The report made four key recommendations: encouraging the development of tailored programs and interventions; fondos, promoting and creating support for the entire family; raising awareness through national campaigns and coalitions so that Americans can understand the needs of children in military caregiving homes more broadly; and partnering with federal and local agencies to reduce barriers to health care and other services supporting those families.
The Office of the First Lady said that both public and private-sector commitments to support Hidden Helpers will be announced at Wednesday’s event.

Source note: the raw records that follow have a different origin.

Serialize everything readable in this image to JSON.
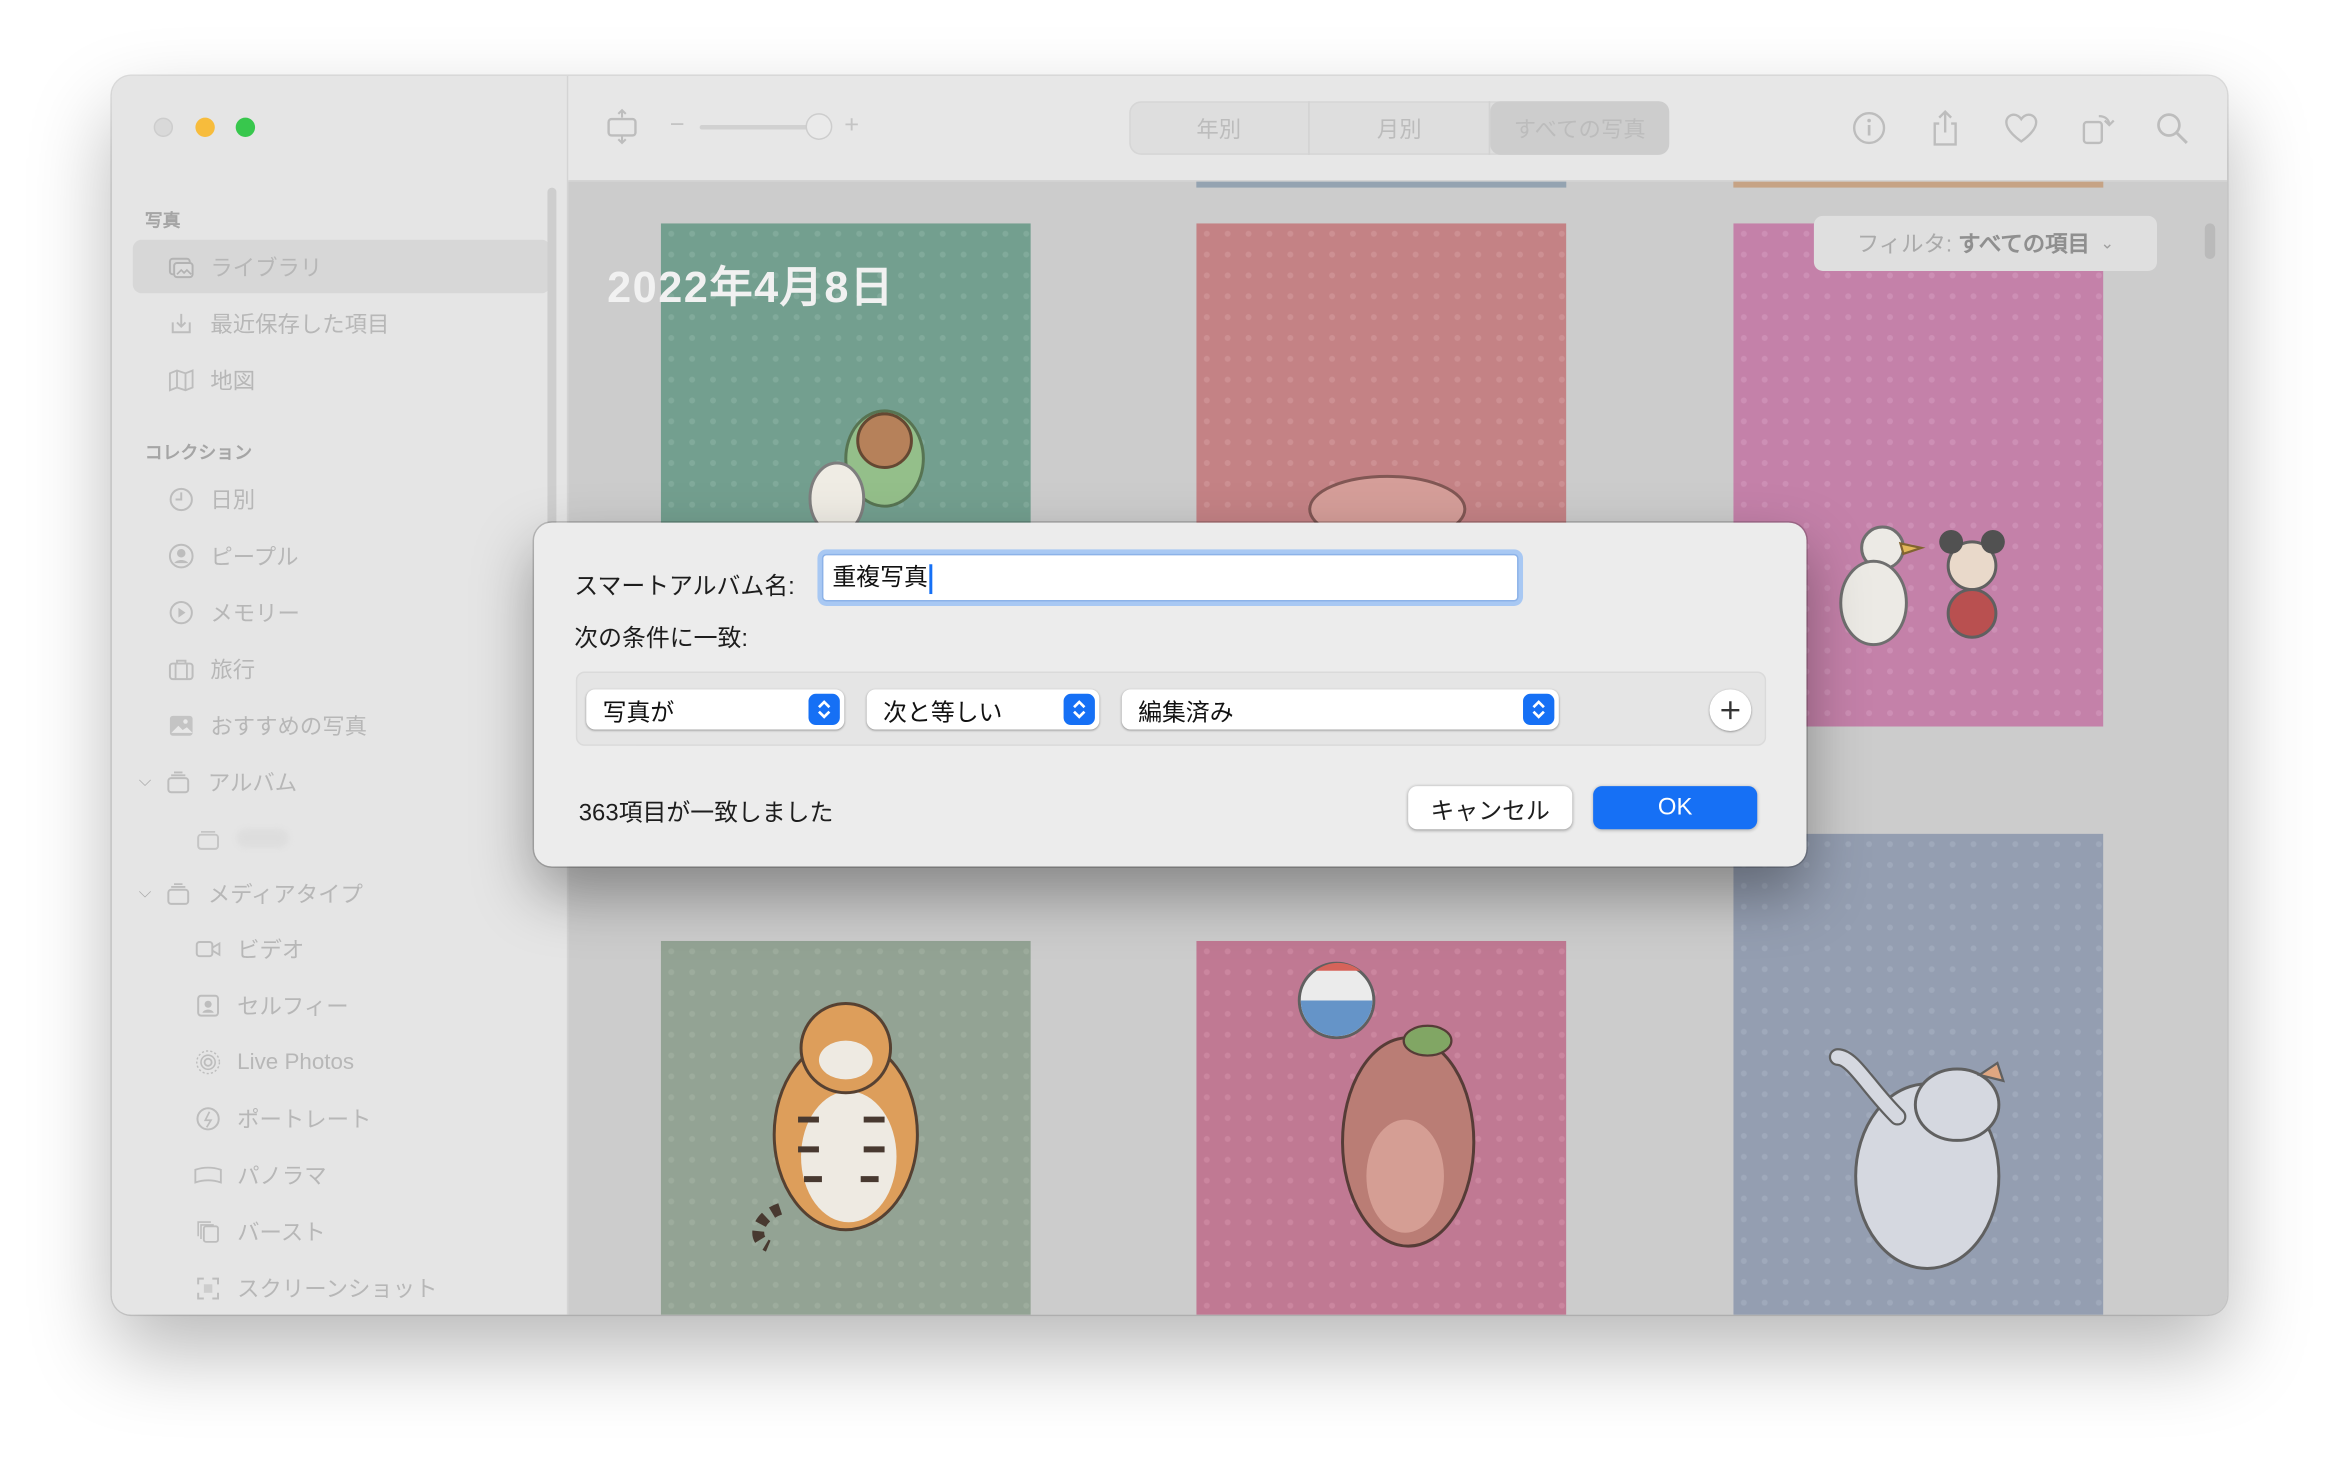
{
  "window": {
    "traffic_lights": {
      "close": "#d9d9d9",
      "minimize": "#fdbb2d",
      "zoom": "#29c840"
    }
  },
  "sidebar": {
    "section_photos": "写真",
    "library": "ライブラリ",
    "recently_saved": "最近保存した項目",
    "map": "地図",
    "section_collections": "コレクション",
    "days": "日別",
    "people": "ピープル",
    "memories": "メモリー",
    "trips": "旅行",
    "featured": "おすすめの写真",
    "albums": "アルバム",
    "media_types": "メディアタイプ",
    "videos": "ビデオ",
    "selfies": "セルフィー",
    "live_photos": "Live Photos",
    "portrait": "ポートレート",
    "panorama": "パノラマ",
    "burst": "バースト",
    "screenshots": "スクリーンショット"
  },
  "toolbar": {
    "zoom_minus": "−",
    "zoom_plus": "+",
    "zoom_level": 0.85,
    "tabs": [
      "年別",
      "月別",
      "すべての写真"
    ],
    "selected_tab": "すべての写真"
  },
  "content": {
    "date_heading": "2022年4月8日",
    "filter_label": "フィルタ:",
    "filter_value": "すべての項目",
    "tile_colors": [
      "#6a9b89",
      "#c47b7e",
      "#c47aa6",
      "#8ea08f",
      "#c0718e",
      "#8f9aaf"
    ],
    "tile_subjects": [
      "crocodile-and-rabbit",
      "pink-hippo",
      "duck-and-mouse",
      "tiger",
      "bear-with-ball",
      "elephant"
    ]
  },
  "dialog": {
    "name_label": "スマートアルバム名:",
    "name_value": "重複写真",
    "match_label": "次の条件に一致:",
    "condition_field": "写真が",
    "condition_operator": "次と等しい",
    "condition_value": "編集済み",
    "match_count": "363項目が一致しました",
    "cancel_label": "キャンセル",
    "ok_label": "OK",
    "accent": "#1670f5"
  }
}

“Today’s White House event is about those ‘Hidden Helpers,’ bringing them out of the shadows, telling their stories, and pledging to do everything we can to support them. It’s exactly what Joining Forces is about — fulfilling our sacred obligation to those who serve and the families who serve alongside them,” Joining Forces Executive Director Rory Brosius said in a statement.
Brosius continued, “Hidden helpers are incredible, strong kids, but they aren’t superheroes. They deserve a community of adults who are willing to fight for them — and Joining Forces, along with the 60 partners of the Hidden Helper Coalition, will do just that.”
Dole, a former senator from North Carolina whose namesake foundation is aimed at supporting military caregivers, has been a vocal supporter of Biden’s Joining Forces initiative.
“At a time when so many of us have been left to wonder what can heal our country’s hardening divisions
, Dr. Biden is poised to show us
,” she wrote in an op-ed for Military.com
a principios de este año.
The event and subsequent report, Elizabeth Dole Foundation CEO Steve Schwab said, will “expose the challenges facing the youngest members of military families and for the first time provide substantive impact in their lives.”